Mattis also has little love for the socialist rhetoric and ideology of the PYD and the YPG/J, but has been guided by a policy of realpolitik that is rooted largely in opposing Iran in the region. This doesn’t mean that Mattis is any more ‘progressive’ than Trump; his entire career has been based on furthering the objectives of the U.S. empire on a global stage, particularly in the so-called ‘Middle East.’

As the Morning Star put it in an editorial published on December 21, “Let us be clear. Any measure that limits the power of the United States to intervene in the internal affairs of other countries is, without qualification, a good thing… The career of this man Mattis is a Cook’s Tour of US military adventures. His first foreign foray was to protect Saudi Arabia in the 1990-91 Gulf war…In a subsequent deployment to Afghanistan, he buttressed this approach with an injunction to “be polite, be courteous and have a plan to kill everyone you meet.”

The Revolution Can Only Be Strengthened 

But what of the Rojava Revolution itself? Is it actually strong enough to withstand the withdrawal of the U.S military? Such a question can only really come from those who don’t understand the thrust of what a real revolution entails. 

First of all, the Rojava Revolution began long before the intervention of the U.S. into the sphere of anti-ISIS operations in Syria in 2015. It dates from the summer of 2012 but is, in reality, part of the Kurdish revolution and national liberation struggle that has its genesis in the foundation of the PKK in 1978. 

The events that unfolded in northern Syria in 2012 with the declaration of autonomy and the withdrawal of the Syrian Arab Army could not have taken place without the decades of political work that was orchestrated by PKK cadres across the region for decades.

Contrary to those who have deemed the PYD and YPG/J as nothing more than U.S. proxies, PYD Diplomatic Relations Co-Chair Salih Muslim stated in light of Trump’s announcement that “They weren’t here to protect us in any case. We rely on our own strength and defence. We are at a point of legitimate self-defence. That much has never been lacking. It is their business to decide whether they stay or go. Our interests coincided, we acted together, but we never relied on them.”

It is absolutely true that the U.S. withdrawal accelerates the threat of a Turkish invasion – in fact, it seems to be the case that the two are inextricably linked. This danger cannot be overstated and is very real. 
Yet, in terms of the social revolution in Rojava, it could never actually succeed long-term while the U.S. remained in Syria.

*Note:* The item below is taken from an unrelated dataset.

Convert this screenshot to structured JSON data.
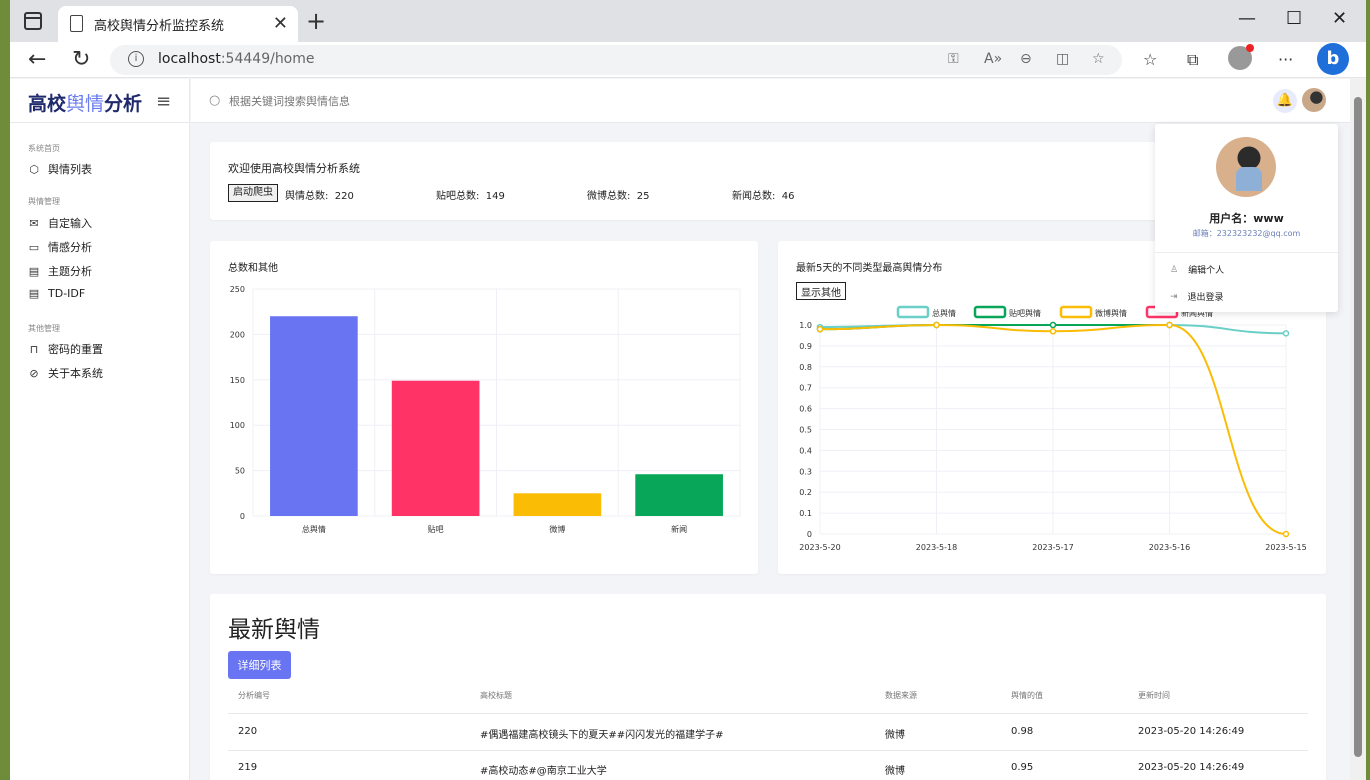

The U.S. presence was at best a necessary nuisance and arrangement with the devil, but at the worst meant the ever-consistent attempts by Washington to water down the content of the social transformation. 

One clear manifestation of this is the recent demand placed upon the Rojava authorities by the U.S. that they allow the so-called ‘Rojava Peshmerga’ to deploy to Syria. These are the armed forces affiliated with the Iraqi Kurdistan Democratic Party (KDP) of Masoud Barzani, who the PYD deem to be agents of the Turkish state.

The Road Forward

The road ahead will evidently be riddled with difficulties, as well as contradictions, just as the Rojava Revolution has been in its six and a half years to date. 

There’s no need to either aggressively cheerlead a U.S. withdrawal from Syria, just as there isn’t a need to wallow in despair or appeal for the imperialists to remain. 

As Dr. Hawzhin Azeez has said, “If you want freedom you have to take it! You cannot appeal to the conscience of the imperialists, the colonialists, the oppressors, and the creators of your dispossessed marginalised status. Your martyrs did not die for this ideology, they died fighting against it.” 
Syria has been in the midst of a small-scale third world war for almost eight years. Rojava has been the bastion of progress within that war for almost the whole of that period. We should reaffirm our commitment to the revolutionaries of Rojava just as the United States has reiterated where it really stands – on the side of the reactionaries of the region and the world. 

Picking sides should be easier now than ever.